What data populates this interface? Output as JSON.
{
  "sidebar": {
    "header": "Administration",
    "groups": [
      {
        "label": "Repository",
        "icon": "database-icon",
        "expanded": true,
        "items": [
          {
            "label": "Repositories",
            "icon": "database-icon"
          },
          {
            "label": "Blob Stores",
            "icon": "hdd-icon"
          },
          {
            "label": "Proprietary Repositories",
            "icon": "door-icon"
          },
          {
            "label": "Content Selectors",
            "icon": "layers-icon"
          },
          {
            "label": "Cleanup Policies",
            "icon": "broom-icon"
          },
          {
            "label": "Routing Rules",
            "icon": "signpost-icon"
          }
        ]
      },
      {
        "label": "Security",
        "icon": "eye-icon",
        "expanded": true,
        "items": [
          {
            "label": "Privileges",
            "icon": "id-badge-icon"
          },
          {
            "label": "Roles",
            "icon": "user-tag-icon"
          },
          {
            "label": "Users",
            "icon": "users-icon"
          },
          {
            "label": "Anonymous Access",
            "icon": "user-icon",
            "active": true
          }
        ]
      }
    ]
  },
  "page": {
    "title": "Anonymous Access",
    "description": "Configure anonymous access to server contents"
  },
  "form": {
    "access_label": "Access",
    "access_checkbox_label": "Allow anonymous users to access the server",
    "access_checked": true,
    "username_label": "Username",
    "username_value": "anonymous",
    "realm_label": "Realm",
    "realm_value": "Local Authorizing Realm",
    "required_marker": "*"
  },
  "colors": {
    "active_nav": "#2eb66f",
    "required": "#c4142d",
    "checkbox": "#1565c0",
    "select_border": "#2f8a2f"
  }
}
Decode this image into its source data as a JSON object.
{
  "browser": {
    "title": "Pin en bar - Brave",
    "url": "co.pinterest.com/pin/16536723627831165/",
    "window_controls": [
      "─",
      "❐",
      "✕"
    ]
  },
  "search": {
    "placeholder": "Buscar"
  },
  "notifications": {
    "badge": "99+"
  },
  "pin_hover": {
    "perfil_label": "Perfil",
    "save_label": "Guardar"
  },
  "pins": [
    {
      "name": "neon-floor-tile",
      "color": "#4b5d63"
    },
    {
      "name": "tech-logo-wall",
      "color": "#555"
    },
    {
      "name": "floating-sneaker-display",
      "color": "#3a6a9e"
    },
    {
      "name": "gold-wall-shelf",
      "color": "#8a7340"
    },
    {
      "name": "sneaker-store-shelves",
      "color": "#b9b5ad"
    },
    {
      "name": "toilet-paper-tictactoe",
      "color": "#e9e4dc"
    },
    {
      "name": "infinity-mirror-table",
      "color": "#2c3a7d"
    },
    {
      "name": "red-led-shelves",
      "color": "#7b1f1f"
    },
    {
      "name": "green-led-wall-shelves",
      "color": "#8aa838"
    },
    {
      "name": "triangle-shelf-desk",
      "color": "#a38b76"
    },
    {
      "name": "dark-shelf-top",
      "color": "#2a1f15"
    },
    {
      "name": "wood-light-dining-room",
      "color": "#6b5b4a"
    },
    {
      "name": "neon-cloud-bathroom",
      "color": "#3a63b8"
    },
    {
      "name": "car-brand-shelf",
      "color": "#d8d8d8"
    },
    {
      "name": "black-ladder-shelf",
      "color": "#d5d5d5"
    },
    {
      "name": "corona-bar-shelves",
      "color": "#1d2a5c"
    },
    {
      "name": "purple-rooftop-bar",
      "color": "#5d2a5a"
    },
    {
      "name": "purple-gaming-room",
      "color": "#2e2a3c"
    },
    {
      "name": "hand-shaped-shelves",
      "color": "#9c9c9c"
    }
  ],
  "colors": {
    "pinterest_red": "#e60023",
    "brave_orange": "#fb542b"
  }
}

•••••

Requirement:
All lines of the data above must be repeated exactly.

Result below:
What data populates this interface? Output as JSON.
{
  "sidebar": {
    "header": "Administration",
    "groups": [
      {
        "label": "Repository",
        "icon": "database-icon",
        "expanded": true,
        "items": [
          {
            "label": "Repositories",
            "icon": "database-icon"
          },
          {
            "label": "Blob Stores",
            "icon": "hdd-icon"
          },
          {
            "label": "Proprietary Repositories",
            "icon": "door-icon"
          },
          {
            "label": "Content Selectors",
            "icon": "layers-icon"
          },
          {
            "label": "Cleanup Policies",
            "icon": "broom-icon"
          },
          {
            "label": "Routing Rules",
            "icon": "signpost-icon"
          }
        ]
      },
      {
        "label": "Security",
        "icon": "eye-icon",
        "expanded": true,
        "items": [
          {
            "label": "Privileges",
            "icon": "id-badge-icon"
          },
          {
            "label": "Roles",
            "icon": "user-tag-icon"
          },
          {
            "label": "Users",
            "icon": "users-icon"
          },
          {
            "label": "Anonymous Access",
            "icon": "user-icon",
            "active": true
          }
        ]
      }
    ]
  },
  "page": {
    "title": "Anonymous Access",
    "description": "Configure anonymous access to server contents"
  },
  "form": {
    "access_label": "Access",
    "access_checkbox_label": "Allow anonymous users to access the server",
    "access_checked": true,
    "username_label": "Username",
    "username_value": "anonymous",
    "realm_label": "Realm",
    "realm_value": "Local Authorizing Realm",
    "required_marker": "*"
  },
  "colors": {
    "active_nav": "#2eb66f",
    "required": "#c4142d",
    "checkbox": "#1565c0",
    "select_border": "#2f8a2f"
  }
}
Decode this image into its source data as a JSON object.
{
  "browser": {
    "title": "Pin en bar - Brave",
    "url": "co.pinterest.com/pin/16536723627831165/",
    "window_controls": [
      "─",
      "❐",
      "✕"
    ]
  },
  "search": {
    "placeholder": "Buscar"
  },
  "notifications": {
    "badge": "99+"
  },
  "pin_hover": {
    "perfil_label": "Perfil",
    "save_label": "Guardar"
  },
  "pins": [
    {
      "name": "neon-floor-tile",
      "color": "#4b5d63"
    },
    {
      "name": "tech-logo-wall",
      "color": "#555"
    },
    {
      "name": "floating-sneaker-display",
      "color": "#3a6a9e"
    },
    {
      "name": "gold-wall-shelf",
      "color": "#8a7340"
    },
    {
      "name": "sneaker-store-shelves",
      "color": "#b9b5ad"
    },
    {
      "name": "toilet-paper-tictactoe",
      "color": "#e9e4dc"
    },
    {
      "name": "infinity-mirror-table",
      "color": "#2c3a7d"
    },
    {
      "name": "red-led-shelves",
      "color": "#7b1f1f"
    },
    {
      "name": "green-led-wall-shelves",
      "color": "#8aa838"
    },
    {
      "name": "triangle-shelf-desk",
      "color": "#a38b76"
    },
    {
      "name": "dark-shelf-top",
      "color": "#2a1f15"
    },
    {
      "name": "wood-light-dining-room",
      "color": "#6b5b4a"
    },
    {
      "name": "neon-cloud-bathroom",
      "color": "#3a63b8"
    },
    {
      "name": "car-brand-shelf",
      "color": "#d8d8d8"
    },
    {
      "name": "black-ladder-shelf",
      "color": "#d5d5d5"
    },
    {
      "name": "corona-bar-shelves",
      "color": "#1d2a5c"
    },
    {
      "name": "purple-rooftop-bar",
      "color": "#5d2a5a"
    },
    {
      "name": "purple-gaming-room",
      "color": "#2e2a3c"
    },
    {
      "name": "hand-shaped-shelves",
      "color": "#9c9c9c"
    }
  ],
  "colors": {
    "pinterest_red": "#e60023",
    "brave_orange": "#fb542b"
  }
}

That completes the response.